[Excerpts from an interface dataset]
________
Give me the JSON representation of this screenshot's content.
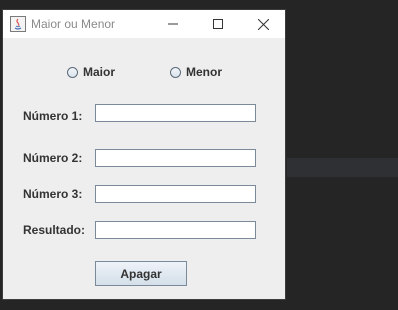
{
  "window": {
    "title": "Maior ou Menor"
  },
  "options": {
    "maior": "Maior",
    "menor": "Menor"
  },
  "fields": {
    "numero1": {
      "label": "Número 1:",
      "value": ""
    },
    "numero2": {
      "label": "Número 2:",
      "value": ""
    },
    "numero3": {
      "label": "Número 3:",
      "value": ""
    },
    "resultado": {
      "label": "Resultado:",
      "value": ""
    }
  },
  "buttons": {
    "apagar": "Apagar"
  },
  "icons": {
    "app": "java-app-icon",
    "minimize": "minimize-icon",
    "maximize": "maximize-icon",
    "close": "close-icon"
  }
}
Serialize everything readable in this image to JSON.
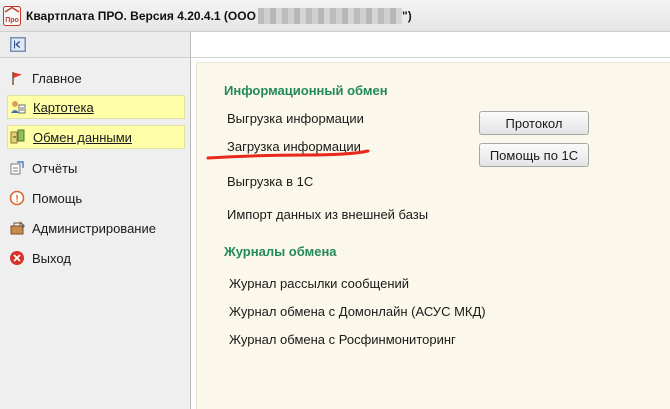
{
  "window": {
    "title_prefix": "Квартплата ПРО.  Версия 4.20.4.1 (ООО \"",
    "title_suffix": "\")",
    "app_icon_text": "Про"
  },
  "sidebar": {
    "items": [
      {
        "label": "Главное",
        "icon": "flag-icon",
        "highlighted": false
      },
      {
        "label": "Картотека",
        "icon": "cards-icon",
        "highlighted": true
      },
      {
        "label": "Обмен данными",
        "icon": "exchange-icon",
        "highlighted": true
      },
      {
        "label": "Отчёты",
        "icon": "reports-icon",
        "highlighted": false
      },
      {
        "label": "Помощь",
        "icon": "help-icon",
        "highlighted": false
      },
      {
        "label": "Администрирование",
        "icon": "admin-icon",
        "highlighted": false
      },
      {
        "label": "Выход",
        "icon": "exit-icon",
        "highlighted": false
      }
    ]
  },
  "main": {
    "section_exchange": "Информационный обмен",
    "links": {
      "export_info": "Выгрузка информации",
      "import_info": "Загрузка информации",
      "export_1c": "Выгрузка в 1С",
      "import_external": "Импорт данных из внешней базы"
    },
    "buttons": {
      "protocol": "Протокол",
      "help_1c": "Помощь по 1С"
    },
    "section_journals": "Журналы обмена",
    "journals": {
      "mailing": "Журнал  рассылки сообщений",
      "domonline": "Журнал обмена с Домонлайн (АСУС МКД)",
      "rosfin": "Журнал обмена с Росфинмониторинг"
    }
  },
  "colors": {
    "section_title": "#238a58",
    "highlight": "#ffffa8",
    "annotation": "#e8281c"
  }
}
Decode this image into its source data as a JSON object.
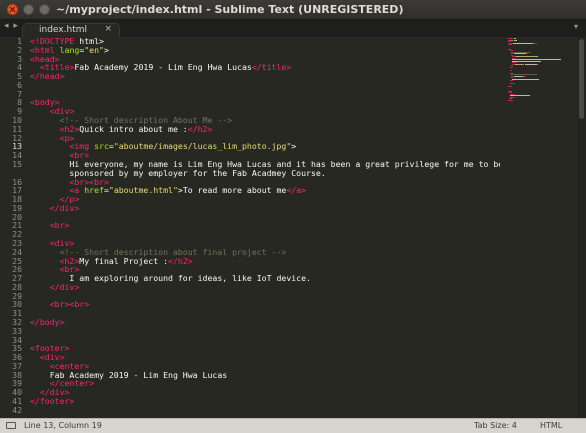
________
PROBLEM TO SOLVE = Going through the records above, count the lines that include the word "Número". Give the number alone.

RESULT BELOW = 3